In 1942, diesel shortages prompted experts to test ammonia as fuel. Public buses had just gained popularity and there simply was not enough diesel to power them. At first, experts thought they would use compressed coal gas but quickly found that its energy density was too low and storing it was extremely impractical.
To solve the challenge, the ammonia industry presented an internal combustion engine that ran on ammonia and coal gas. Approximately 100 buses in Belgium used the ammonia and coal gas fuel. Once diesel was available again, interest in ammonia fuel dwindled and the buses returned to using diesel.

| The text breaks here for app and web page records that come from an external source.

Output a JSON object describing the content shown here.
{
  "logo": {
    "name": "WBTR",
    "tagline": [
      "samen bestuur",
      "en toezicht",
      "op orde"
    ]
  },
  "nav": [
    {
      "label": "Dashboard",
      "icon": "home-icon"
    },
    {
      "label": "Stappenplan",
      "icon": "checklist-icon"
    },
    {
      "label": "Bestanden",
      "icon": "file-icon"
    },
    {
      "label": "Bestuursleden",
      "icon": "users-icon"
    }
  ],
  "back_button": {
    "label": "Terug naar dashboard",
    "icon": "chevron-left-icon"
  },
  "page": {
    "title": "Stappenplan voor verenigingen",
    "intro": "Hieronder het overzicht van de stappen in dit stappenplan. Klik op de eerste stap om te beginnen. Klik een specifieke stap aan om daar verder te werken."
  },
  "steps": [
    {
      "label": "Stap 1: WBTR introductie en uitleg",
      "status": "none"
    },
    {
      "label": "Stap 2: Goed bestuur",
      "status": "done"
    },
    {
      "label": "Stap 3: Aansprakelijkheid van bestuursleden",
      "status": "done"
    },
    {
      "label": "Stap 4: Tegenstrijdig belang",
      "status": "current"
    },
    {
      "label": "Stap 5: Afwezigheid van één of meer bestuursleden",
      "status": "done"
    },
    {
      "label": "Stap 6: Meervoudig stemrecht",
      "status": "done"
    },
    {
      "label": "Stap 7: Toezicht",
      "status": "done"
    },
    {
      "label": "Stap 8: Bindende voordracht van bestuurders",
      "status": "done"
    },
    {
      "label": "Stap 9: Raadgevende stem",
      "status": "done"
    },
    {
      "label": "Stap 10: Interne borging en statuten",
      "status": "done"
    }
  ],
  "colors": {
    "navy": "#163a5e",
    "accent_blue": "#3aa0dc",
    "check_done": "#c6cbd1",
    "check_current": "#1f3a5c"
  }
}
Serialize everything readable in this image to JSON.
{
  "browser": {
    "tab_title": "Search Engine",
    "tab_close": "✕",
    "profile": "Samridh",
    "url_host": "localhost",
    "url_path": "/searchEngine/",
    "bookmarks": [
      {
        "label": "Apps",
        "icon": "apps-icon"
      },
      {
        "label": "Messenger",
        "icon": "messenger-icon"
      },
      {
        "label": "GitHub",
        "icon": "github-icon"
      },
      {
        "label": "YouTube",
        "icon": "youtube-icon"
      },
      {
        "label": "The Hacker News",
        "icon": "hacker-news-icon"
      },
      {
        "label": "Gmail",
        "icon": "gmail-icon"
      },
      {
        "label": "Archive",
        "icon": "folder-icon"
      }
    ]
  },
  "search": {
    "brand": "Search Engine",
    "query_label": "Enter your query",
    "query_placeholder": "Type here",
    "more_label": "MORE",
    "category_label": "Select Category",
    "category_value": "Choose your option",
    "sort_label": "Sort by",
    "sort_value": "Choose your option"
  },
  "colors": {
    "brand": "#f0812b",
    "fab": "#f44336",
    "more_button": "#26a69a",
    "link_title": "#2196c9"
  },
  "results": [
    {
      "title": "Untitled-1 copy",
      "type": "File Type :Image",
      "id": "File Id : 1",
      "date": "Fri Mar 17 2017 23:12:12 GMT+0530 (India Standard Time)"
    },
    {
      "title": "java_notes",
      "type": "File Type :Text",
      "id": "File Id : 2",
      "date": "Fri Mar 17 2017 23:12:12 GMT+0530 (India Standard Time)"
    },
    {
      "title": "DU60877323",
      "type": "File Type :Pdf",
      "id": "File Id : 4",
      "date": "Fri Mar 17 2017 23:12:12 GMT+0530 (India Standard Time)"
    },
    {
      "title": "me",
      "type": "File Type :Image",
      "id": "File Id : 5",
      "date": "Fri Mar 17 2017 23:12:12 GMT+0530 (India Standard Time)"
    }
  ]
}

Since then, interest and research into ammonia as fuel has had its fits and starts. All the while, ammonia production has steadily increased to meet global food supply requirements by ensuring strong crop yields using ammonia-based fertilizers.
Amazon Invests in Ammonia Ship Propulsion
Toward the end of 2021, Amazon took a major step in ammonia for shipping. The e-commerce giant invested in a startup focused on powering cargo ships using ammonia.
For Amazon, it’s just one arm of reducing its carbon footprint. It is also focused on powering its warehouses using renewable energy and using electric delivery vehicles.
So far, Amazon has supported 13 climatech startups. It’s all part of the company’s commitment to net-zero carbon emissions by 2040.
Green Ammonia “Cracking”
AmmPower has been at the forefront of green ammonia innovations and advancements. In 2023, AmmPower will begin shipping its first independent ammonia-making machines – IAMM™. While the units are designed for the fertilizer industry, AmmPower is aiding in research for ammonia as shipping fuel.
Our team is excited to be part of the decarbonization of the shipping industry where 120 ports already have the equipment for ammonia trading. Meanwhile, our technology is poised to help the industry meet its needs for 150 million tons of green ammonia per year to transition 30 percent of all maritime fuel to ammonia by 2050.Sign up for updates in the footer of our website to stay up to date on advancements and how we’re at the forefront of ammonia-powered ships.